Rates, rents, tolls and other pricing schemes are often explicitly linked to inflation through government regulation, concession agreements, or contract terms. Even those assets that aren’t regulated often operate from strong strategic positions, giving them the pricing power to deliver a similar (or better) outcome. As a result, infrastructure operators can usually pass through higher operating costs to their customers. Neither demand nor earnings are meaningfully impacted by the increase, due to the consistent demand for the service being provided.
Over the long-term, earnings stability has enabled listed infrastructure to deliver most of the upside in rising global equity markets, while providing investors with protection from falling ones. For long-term investors, this pattern of performance can accumulate into material outperformance.
The nature of infrastructure assets often makes it hard for other companies to compete with the existing operator. Examples include electricity and gas distribution networks, toll roads with non-compete clauses and city airports with restricted flight paths.
Global Listed Infrastructure Relative Risk/Return

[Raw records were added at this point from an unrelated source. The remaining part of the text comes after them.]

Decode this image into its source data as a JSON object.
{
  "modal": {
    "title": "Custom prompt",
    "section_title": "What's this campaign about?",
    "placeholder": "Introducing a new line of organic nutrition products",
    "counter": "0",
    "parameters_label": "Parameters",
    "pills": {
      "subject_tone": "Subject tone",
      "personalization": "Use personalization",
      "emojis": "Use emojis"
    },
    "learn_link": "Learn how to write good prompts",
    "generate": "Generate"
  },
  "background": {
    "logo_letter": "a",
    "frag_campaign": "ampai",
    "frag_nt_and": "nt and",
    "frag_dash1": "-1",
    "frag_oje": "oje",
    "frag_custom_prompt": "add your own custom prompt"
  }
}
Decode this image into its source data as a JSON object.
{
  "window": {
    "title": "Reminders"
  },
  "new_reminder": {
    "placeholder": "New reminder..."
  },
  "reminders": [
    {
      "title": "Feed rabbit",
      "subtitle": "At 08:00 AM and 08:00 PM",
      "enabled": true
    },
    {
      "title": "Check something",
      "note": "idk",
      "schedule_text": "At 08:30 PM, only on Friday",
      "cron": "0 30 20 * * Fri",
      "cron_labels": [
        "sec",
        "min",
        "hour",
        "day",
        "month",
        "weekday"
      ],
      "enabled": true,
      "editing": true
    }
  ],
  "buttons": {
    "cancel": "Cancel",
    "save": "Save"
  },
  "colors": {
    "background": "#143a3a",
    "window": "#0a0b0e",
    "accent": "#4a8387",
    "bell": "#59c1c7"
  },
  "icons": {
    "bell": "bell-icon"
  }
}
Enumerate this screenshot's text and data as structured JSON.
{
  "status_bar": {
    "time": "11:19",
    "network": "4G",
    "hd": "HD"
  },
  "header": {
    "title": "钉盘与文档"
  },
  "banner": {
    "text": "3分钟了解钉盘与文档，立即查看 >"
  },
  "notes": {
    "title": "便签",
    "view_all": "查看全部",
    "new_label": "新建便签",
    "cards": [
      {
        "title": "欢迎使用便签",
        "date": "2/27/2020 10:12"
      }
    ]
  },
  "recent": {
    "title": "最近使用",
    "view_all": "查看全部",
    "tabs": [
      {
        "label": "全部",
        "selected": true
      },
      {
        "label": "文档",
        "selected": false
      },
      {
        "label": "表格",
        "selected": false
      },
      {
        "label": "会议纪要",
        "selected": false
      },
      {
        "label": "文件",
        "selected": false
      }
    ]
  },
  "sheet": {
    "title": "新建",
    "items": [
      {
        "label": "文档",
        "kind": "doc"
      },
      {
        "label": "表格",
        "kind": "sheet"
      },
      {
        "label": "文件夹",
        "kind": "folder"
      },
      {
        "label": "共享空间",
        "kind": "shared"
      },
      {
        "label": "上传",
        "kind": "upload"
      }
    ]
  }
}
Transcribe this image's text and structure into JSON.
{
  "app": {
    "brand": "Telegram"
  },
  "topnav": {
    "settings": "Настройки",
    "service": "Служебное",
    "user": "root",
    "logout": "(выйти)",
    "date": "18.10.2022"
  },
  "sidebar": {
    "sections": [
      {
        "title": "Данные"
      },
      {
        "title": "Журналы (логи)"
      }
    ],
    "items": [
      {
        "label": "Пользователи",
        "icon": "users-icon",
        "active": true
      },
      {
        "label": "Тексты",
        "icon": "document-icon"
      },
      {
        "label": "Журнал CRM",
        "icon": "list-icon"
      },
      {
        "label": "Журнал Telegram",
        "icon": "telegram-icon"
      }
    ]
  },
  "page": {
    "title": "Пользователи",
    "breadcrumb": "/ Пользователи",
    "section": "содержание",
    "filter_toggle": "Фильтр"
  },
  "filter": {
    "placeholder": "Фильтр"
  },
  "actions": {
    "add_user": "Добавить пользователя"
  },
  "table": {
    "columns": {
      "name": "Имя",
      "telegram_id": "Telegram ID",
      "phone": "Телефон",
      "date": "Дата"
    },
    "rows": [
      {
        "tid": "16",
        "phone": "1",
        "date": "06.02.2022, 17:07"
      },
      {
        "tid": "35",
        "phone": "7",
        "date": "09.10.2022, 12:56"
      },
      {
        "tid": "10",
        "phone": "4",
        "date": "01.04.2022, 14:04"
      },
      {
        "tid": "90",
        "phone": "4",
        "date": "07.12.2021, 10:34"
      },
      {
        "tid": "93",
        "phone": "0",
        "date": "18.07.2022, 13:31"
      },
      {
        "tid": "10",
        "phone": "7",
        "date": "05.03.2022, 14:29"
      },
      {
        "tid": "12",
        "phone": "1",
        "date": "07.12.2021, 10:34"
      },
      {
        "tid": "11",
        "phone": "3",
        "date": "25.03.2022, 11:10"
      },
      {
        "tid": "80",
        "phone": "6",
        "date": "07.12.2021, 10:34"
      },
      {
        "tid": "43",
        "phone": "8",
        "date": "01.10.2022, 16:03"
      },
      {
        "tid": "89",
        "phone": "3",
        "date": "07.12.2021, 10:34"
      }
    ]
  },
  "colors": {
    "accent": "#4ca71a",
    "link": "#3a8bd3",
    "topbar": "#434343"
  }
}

Source: Bloomberg and CFSGAM/FSI. Data as at date to 31 January 2018, USD. Past performance is not indicative of future performance.